Records for this exercise section start
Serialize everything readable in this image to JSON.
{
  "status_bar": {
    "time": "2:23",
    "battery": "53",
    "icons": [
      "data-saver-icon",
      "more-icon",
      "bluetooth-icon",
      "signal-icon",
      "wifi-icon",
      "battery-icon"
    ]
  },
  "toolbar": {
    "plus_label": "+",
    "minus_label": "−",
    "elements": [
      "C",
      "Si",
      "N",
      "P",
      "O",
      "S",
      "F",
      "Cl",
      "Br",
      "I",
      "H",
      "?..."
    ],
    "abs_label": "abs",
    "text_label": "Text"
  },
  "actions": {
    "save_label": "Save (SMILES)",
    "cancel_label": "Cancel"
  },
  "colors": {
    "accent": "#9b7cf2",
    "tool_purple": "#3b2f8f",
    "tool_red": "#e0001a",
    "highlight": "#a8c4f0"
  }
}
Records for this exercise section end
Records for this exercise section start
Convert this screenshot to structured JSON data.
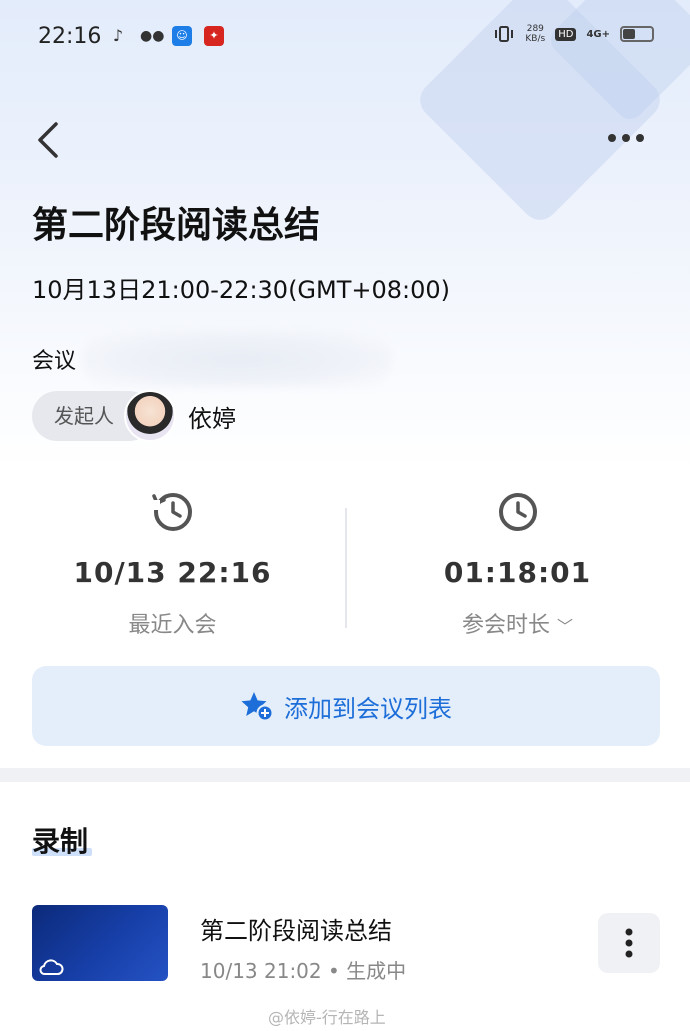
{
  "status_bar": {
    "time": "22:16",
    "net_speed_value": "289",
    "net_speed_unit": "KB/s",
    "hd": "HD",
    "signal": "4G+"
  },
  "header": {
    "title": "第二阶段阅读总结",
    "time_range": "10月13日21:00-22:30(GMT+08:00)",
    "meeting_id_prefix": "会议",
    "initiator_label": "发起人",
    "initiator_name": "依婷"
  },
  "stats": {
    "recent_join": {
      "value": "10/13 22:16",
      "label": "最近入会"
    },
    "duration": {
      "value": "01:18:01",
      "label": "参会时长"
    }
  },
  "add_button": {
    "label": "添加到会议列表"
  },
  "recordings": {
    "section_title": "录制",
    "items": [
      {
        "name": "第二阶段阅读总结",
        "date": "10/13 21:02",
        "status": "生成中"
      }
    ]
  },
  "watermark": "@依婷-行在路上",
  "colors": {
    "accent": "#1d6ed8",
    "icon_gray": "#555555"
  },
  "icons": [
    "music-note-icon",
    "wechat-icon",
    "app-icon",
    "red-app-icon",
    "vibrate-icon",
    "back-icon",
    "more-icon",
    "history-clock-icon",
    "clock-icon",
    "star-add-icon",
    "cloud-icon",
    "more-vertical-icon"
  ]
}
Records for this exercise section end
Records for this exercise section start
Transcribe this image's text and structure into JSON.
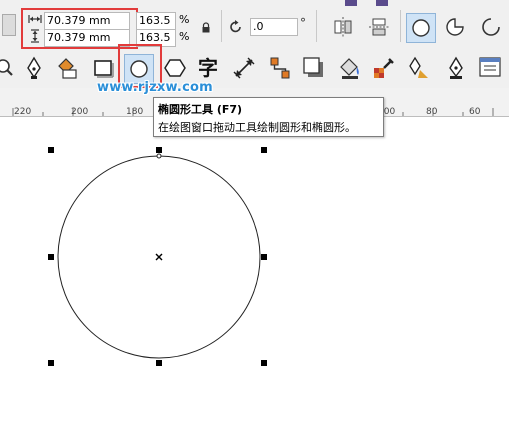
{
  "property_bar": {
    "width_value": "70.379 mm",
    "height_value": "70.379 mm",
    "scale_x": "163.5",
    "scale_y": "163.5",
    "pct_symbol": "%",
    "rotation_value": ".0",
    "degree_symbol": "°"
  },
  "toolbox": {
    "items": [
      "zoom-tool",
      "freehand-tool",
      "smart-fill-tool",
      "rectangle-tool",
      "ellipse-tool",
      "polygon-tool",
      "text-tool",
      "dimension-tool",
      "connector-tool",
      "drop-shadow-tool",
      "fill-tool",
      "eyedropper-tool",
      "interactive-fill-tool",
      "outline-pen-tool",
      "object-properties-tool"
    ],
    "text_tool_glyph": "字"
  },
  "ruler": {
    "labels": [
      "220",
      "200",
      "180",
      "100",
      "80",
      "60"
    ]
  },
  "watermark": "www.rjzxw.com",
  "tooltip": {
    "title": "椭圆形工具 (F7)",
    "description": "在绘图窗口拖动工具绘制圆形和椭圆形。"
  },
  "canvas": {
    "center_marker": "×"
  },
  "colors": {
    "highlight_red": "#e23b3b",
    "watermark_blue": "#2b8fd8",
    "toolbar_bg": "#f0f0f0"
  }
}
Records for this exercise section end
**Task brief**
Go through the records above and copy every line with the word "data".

**Result for this exercise**
      "data-saver-icon",
Convert this screenshot to structured JSON data.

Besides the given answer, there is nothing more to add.